Excerpts from an interface dataset

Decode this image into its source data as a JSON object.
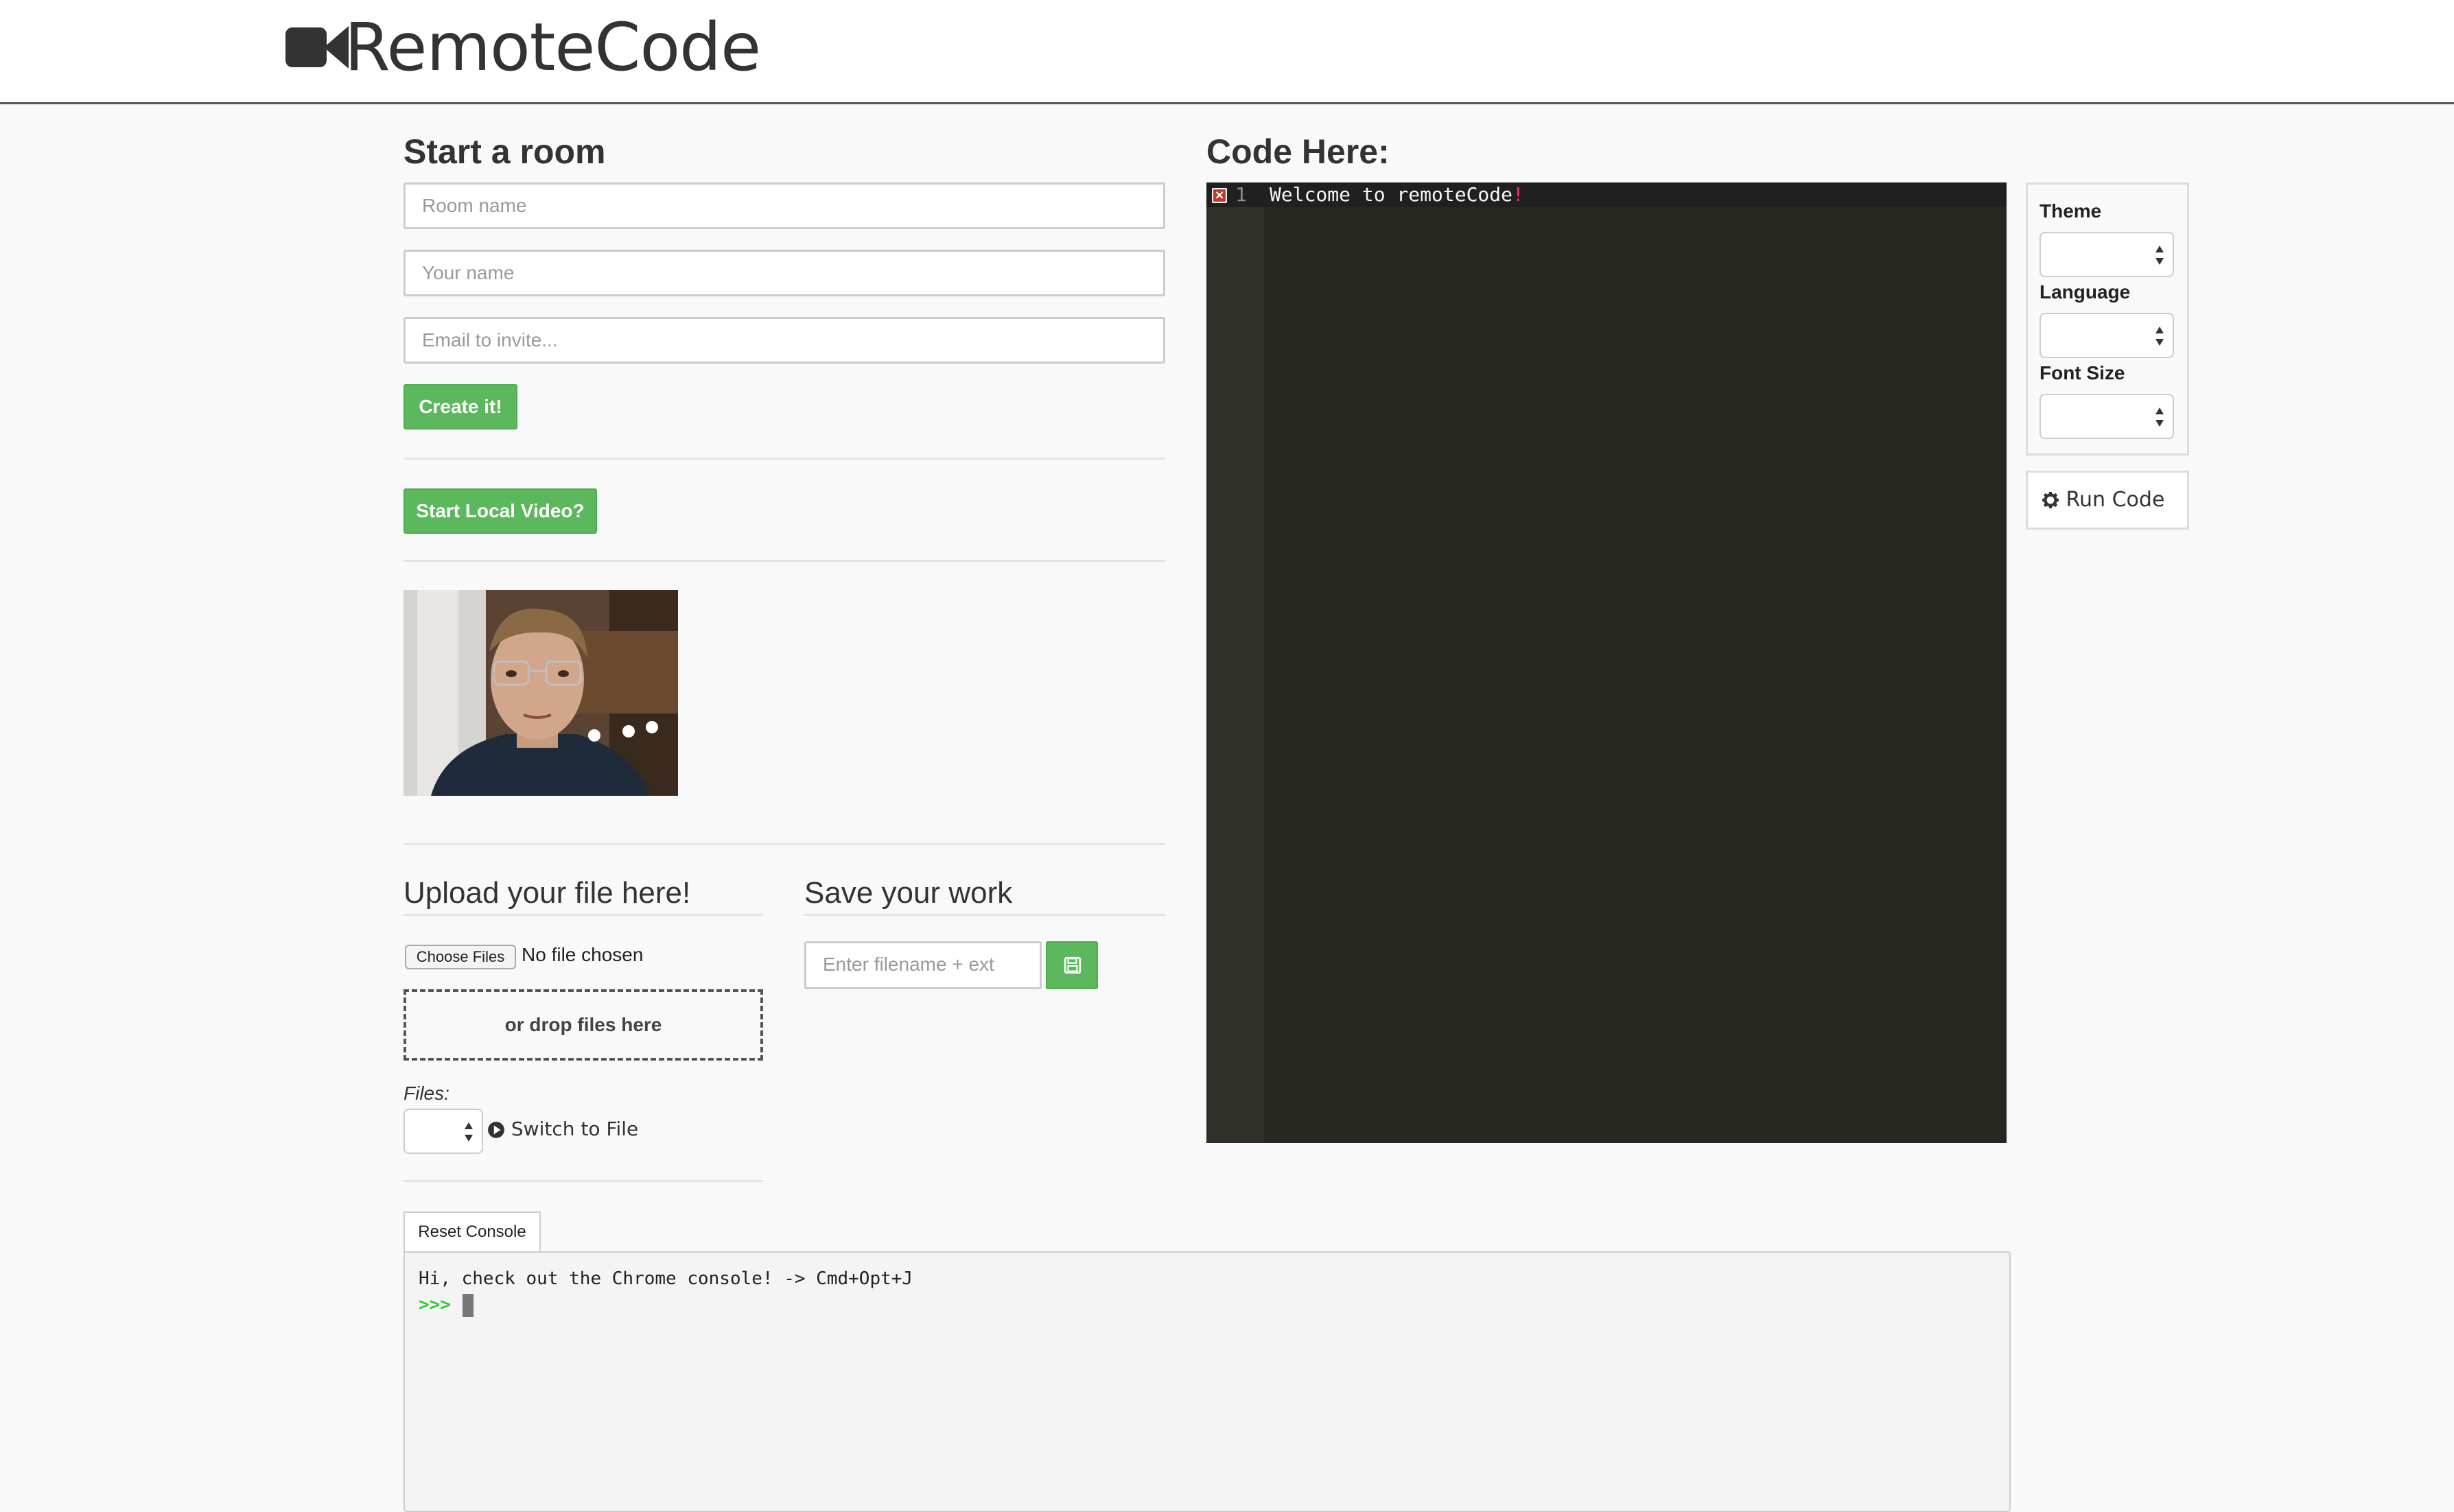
{
  "app": {
    "title": "RemoteCode",
    "logo_icon": "video-camera-icon"
  },
  "start_room": {
    "title": "Start a room",
    "room_name_placeholder": "Room name",
    "your_name_placeholder": "Your name",
    "email_placeholder": "Email to invite...",
    "create_label": "Create it!",
    "video_label": "Start Local Video?"
  },
  "upload": {
    "title": "Upload your file here!",
    "choose_files_label": "Choose Files",
    "no_file_text": "No file chosen",
    "dropzone_text": "or drop files here",
    "files_label": "Files:",
    "switch_label": "Switch to File",
    "switch_icon": "play-circle-icon"
  },
  "save": {
    "title": "Save your work",
    "filename_placeholder": "Enter filename + ext",
    "save_icon": "floppy-disk-icon"
  },
  "editor": {
    "title": "Code Here:",
    "line_number": "1",
    "code_text": "Welcome to remoteCode",
    "code_bang": "!",
    "error_icon": "error-marker-icon"
  },
  "settings": {
    "theme_label": "Theme",
    "language_label": "Language",
    "font_size_label": "Font Size",
    "run_label": "Run Code",
    "run_icon": "gear-icon"
  },
  "console": {
    "reset_label": "Reset Console",
    "message": "Hi, check out the Chrome console! -> Cmd+Opt+J",
    "prompt": ">>>"
  },
  "colors": {
    "accent_green": "#5cb85c",
    "editor_bg": "#272822",
    "prompt_green": "#2ecc2e"
  }
}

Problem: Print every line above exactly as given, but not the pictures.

Response box:
Decode this image into its source data as a JSON object.
{
  "app": {
    "title": "RemoteCode",
    "logo_icon": "video-camera-icon"
  },
  "start_room": {
    "title": "Start a room",
    "room_name_placeholder": "Room name",
    "your_name_placeholder": "Your name",
    "email_placeholder": "Email to invite...",
    "create_label": "Create it!",
    "video_label": "Start Local Video?"
  },
  "upload": {
    "title": "Upload your file here!",
    "choose_files_label": "Choose Files",
    "no_file_text": "No file chosen",
    "dropzone_text": "or drop files here",
    "files_label": "Files:",
    "switch_label": "Switch to File",
    "switch_icon": "play-circle-icon"
  },
  "save": {
    "title": "Save your work",
    "filename_placeholder": "Enter filename + ext",
    "save_icon": "floppy-disk-icon"
  },
  "editor": {
    "title": "Code Here:",
    "line_number": "1",
    "code_text": "Welcome to remoteCode",
    "code_bang": "!",
    "error_icon": "error-marker-icon"
  },
  "settings": {
    "theme_label": "Theme",
    "language_label": "Language",
    "font_size_label": "Font Size",
    "run_label": "Run Code",
    "run_icon": "gear-icon"
  },
  "console": {
    "reset_label": "Reset Console",
    "message": "Hi, check out the Chrome console! -> Cmd+Opt+J",
    "prompt": ">>>"
  },
  "colors": {
    "accent_green": "#5cb85c",
    "editor_bg": "#272822",
    "prompt_green": "#2ecc2e"
  }
}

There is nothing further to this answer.